The Georgia Secretary of State’s office on Monday began an investigation into former president Trump’s phone calls to state election officials during which he urged them to overturn President Biden’s win in the state.
Secretary of State Brad Raffensperger’s office launched the probe after receiving several formal complaints filed by a law professor, who alleged Trump broke the law during his phone calls to Raffensperger and others.
“The Secretary of State’s office investigates complaints it receives,” Walter Jones, a spokesman for Raffensperger’s office, said in a statement Monday. “The investigations are fact-finding and administrative in nature. Any further legal efforts will be left to the Attorney General.”
Early last month, Trump pressured Raffensperger during a phone call with him and and his office’s general counsel to “find” the votes necessary to overturn his election loss in Georgia, at one point warning him that he is taking “a big risk” if he declines to do so, according to an audio recording released by Raffensperger’s office.
Raffensperger and his office’s general counsel repeatedly told the president during the call that they believed their tally showing Biden with a slim 11,779-vote advantage in Georgia was accurate.
“So look. All I want to do is this. I just want to find 11,780 votes, which is one more than we have. Because we won the state,” Trump says on the call.

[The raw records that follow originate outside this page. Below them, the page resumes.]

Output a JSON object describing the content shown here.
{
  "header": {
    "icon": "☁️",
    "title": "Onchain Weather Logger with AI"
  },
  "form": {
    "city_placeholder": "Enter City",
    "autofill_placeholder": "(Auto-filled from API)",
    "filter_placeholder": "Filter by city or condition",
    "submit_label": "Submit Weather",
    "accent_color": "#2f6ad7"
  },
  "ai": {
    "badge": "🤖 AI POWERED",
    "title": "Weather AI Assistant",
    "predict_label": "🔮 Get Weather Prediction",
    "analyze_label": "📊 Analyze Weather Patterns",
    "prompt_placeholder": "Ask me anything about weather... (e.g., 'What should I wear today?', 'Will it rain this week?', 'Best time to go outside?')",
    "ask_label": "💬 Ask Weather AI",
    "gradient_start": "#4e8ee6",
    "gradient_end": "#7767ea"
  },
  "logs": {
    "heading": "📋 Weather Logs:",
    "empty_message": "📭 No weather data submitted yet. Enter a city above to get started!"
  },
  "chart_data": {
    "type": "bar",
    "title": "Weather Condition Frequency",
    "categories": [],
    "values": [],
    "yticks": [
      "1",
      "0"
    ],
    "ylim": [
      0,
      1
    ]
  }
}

The morning after the call, Trump lashed out at Raffensperger on Twitter, saying he is “unwilling, or unable, to answer questions” about alleged election problems in Georgia.
“There was nothing improper or untoward about a scheduled call between President Trump, Secretary Raffensperger and lawyers on both sides. If Mr. Raffensperger didn’t want to receive calls about the election, he shouldn’t have run for secretary of state,” Jason Miller, a senior adviser to Trump, said in a statement.
Trump also called Georgia’s Republican Governor Brian Kemp in early December and urged him to call a special legislative session to overturn Biden’s election victory. Later in December, Trump reportedly called a state investigator and told him he must “find the fraud.”
The law professor who filed the complaints, George Washington University Law School professor John Banzhaf III, said his complaint requests “that this matter be fully investigated, and action be taken to the extent appropriate.”
The complaint suggests Trump may have broken one of three laws, conspiracy to commit election fraud, criminal solicitation to commit election fraud, and “intentional interference” with the “performance of election duties.”
Findings will be presented to the GOP-controlled state election board, which will decide whether to refer the matter to the state attorney general for prosecution.